Arizona State University and University of California Santa Barbara (UCSB) in the USA have compared indium gallium nitride (InGaN) solar cells produced using non-polar, semi-polar and polar substrates [Xuanqi Huang et al, Appl. Phys. Lett., vol110, p161105, 2017]. The non-polar m-plane devices showed the best overall photovoltaic (PV) performance.

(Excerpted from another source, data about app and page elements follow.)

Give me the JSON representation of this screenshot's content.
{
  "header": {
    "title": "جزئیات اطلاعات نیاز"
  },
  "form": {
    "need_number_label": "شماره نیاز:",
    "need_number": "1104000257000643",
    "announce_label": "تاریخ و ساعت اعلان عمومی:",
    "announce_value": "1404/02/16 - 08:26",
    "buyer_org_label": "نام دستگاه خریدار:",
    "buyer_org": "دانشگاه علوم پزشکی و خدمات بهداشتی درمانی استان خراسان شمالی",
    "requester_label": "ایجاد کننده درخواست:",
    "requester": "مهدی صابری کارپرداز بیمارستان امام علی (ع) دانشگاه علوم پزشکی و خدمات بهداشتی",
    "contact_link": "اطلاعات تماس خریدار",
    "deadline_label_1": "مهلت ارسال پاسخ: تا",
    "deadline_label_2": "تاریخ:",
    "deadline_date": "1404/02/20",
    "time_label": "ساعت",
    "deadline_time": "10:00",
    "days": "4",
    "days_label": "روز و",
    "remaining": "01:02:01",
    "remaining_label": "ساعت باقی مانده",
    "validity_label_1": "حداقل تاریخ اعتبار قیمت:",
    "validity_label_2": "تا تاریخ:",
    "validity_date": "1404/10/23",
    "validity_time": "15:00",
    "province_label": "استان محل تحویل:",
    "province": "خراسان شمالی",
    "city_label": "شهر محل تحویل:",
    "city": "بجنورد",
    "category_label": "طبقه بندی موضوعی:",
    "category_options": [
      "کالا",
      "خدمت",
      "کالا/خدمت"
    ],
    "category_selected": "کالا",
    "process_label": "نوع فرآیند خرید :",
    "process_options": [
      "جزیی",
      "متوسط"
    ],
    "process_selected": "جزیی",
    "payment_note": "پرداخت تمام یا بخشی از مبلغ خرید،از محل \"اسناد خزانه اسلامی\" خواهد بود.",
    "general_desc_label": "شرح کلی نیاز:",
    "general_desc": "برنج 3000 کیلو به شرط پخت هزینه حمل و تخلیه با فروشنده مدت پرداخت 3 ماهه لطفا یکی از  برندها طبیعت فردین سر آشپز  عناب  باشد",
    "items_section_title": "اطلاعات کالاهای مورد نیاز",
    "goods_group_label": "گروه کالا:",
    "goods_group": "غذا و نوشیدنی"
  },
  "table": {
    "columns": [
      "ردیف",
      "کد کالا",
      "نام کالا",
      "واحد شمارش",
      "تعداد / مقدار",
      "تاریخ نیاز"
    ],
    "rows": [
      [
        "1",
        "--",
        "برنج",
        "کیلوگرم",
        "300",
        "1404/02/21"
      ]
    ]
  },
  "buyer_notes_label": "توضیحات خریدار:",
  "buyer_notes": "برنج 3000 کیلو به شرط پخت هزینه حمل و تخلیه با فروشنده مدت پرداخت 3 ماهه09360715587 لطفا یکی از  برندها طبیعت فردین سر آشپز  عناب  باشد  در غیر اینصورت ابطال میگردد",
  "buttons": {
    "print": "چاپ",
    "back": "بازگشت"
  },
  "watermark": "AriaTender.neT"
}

InGaN solar cells should be able to convert photons of energy spanning the solar range, with InN having an energy gap of 0.7eV (infrared) and GaN 3.4eV (ultraviolet). In practice, charge polarization of the III-nitride bond leads to strong electric fields in heterostructures arising from spontaneous and strain effects. Growing III-nitride structures in non-polar or semi-polar directions can eliminate or at least reduce these fields and improve performance.